Jerry Saltz, New York Magazine’s chief art critic, has selected Signe Pierce as one of 11 artists set to have a breakout year.
11 Artists Poised to Have a Breakout Year
By Jerry Saltz
For our Art and Design issue, New York has been examining the art world’s recent past — tracing the identity-politics revolution; catching up with Richard Prince, the Warhol of the Instagram age — and it’s present, as we sit down with James Franco to let him make a case for his art and get a crash course in today’s market from a Sotheby’s advisor. And now we look to the future: ahead, 11 artists, selected by senior art critic Jerry Saltz, who are poised to have breakout years, along with a sampling of their work.
Text by Jerry Saltz. Photographs by Bobby Doherty. Styling by Rebecca Ramsey.
A beloved downtown favorite, Cianciolo makes bewitching rabbit-hole installations involving small blankets that display her homemade boxes that open to reveal endless worlds of ephemera, personal notes, ancillary drawings, and personal items.
Yiadom-Boakye is a great portraitist of the flesh whose every flickering thick mark and opulent stroke asserts the traditional language of figure painting (going back to Sargent and Manet) and reminds us that the very word flesh is charged with many meanings.
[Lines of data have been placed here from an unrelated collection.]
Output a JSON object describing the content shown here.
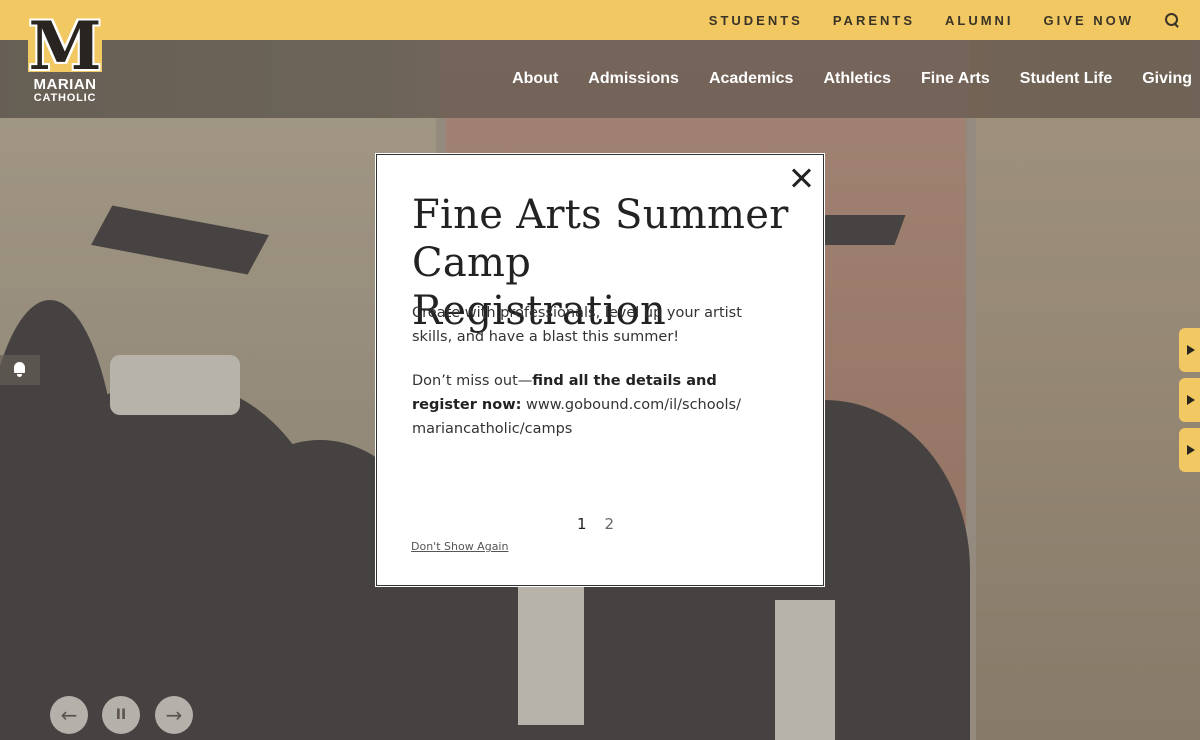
{
  "utility_nav": {
    "links": [
      "STUDENTS",
      "PARENTS",
      "ALUMNI",
      "GIVE NOW"
    ],
    "search_icon": "search-icon"
  },
  "brand": {
    "logo_letter": "M",
    "name_line1": "MARIAN",
    "name_line2": "CATHOLIC",
    "color": "#f1c862"
  },
  "main_nav": {
    "links": [
      "About",
      "Admissions",
      "Academics",
      "Athletics",
      "Fine Arts",
      "Student Life",
      "Giving"
    ]
  },
  "slider_controls": {
    "prev": "←",
    "pause": "II",
    "next": "→"
  },
  "modal": {
    "title": "Fine Arts Summer Camp Registration",
    "paragraph1": "Create with professionals, level up your artist skills, and have a blast this summer!",
    "paragraph2_lead": "Don’t miss out—",
    "paragraph2_bold": "find all the details and register now:",
    "paragraph2_link": " www.gobound.com/il/schools/ mariancatholic/camps",
    "pages": [
      "1",
      "2"
    ],
    "current_page": "1",
    "dont_show_again": "Don't Show Again",
    "close_icon": "close-icon",
    "next_arrow": "›"
  },
  "side_tabs": 3
}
Sexy, clay-y wet-on-wet surfaces.
An artist of uncanny materiality, Cameron-Weir makes silver seashells that double as incense burners and oil lamps that are sometimes attached to ceilings or long snaking white walls and that venture into archaic realms of archaeology, psychological trance, and sculptural divination.
Upson’s Edgar Allan Poe surrealism tells tales of lovers, strangers, and dangers using contorted casts of discarded objects like couches and mattresses as well as detailed replicas of genitalia and bacchanal videos of haunted huts.
Pierce’s American Reflexxx — made with Alli Coates, her former girlfriend — gives us the androgynous sexy artist in a mini-dress and a silver mask strolling a South Carolina boardwalk. She attracts an enormous crowd just by her strange unleashed female sexuality. Horror strikes, as out of the crowd a middle-age white woman runs full speed at Pierce from behind and shoves her to the ground.
Fowler has a way with ungainly scale — things the size of a Subaru — and he has a far-out feel for unwieldy materials like glass, wood, and rope. Everything is woven into objects that are as much paintings and sculptures as they are flags, shields, barriers, and parapets. A wild Rauschenbergian spirit beats here.
An artist who, in 2014, bought, lived, and showed art in a huge old RV, Madere creates his own sprawling art of moving parts, air machines, and assembled materials in a jamboree of sculptural smarts.
Ursuta, a witchcraft-y master of materials born in the former communist Romania, has made installations with shattered gallery windows, images of Gypsy women awaiting deportation, a catapult that smashed paint balls against walls. One of the best sculptural forces around.
With a varied, carefully controlled, always alive approach to painting, Churchman masters many subjects: making reprises of Rousseau; a new residential tower overlooking Central Park; reproductions of 19th-century fabrics that fill us with longing to travel the world. All with a convincingly earnest, almost outsider touch.
Deploying wild style, almost expressionist color, and painterly bravado in sexy, strong female nudes, Dancy crosses modernist figuration, neon-lit stripper signs, and large wall drawings done in wonderful washes. I revel in this artist’s work, yet somehow I seem to bicker with her every time I see her. Optically raucous.
Nathaniel Mary Quinn
Quinn’s intensely vivisected Frankensteinian faces and viscously spliced figures make a nation of loved, colorful portraits. Bold shifts of scale, fungal surfaces that slide between smooth and gloppy, and attacks on integrated pictorial wholeness.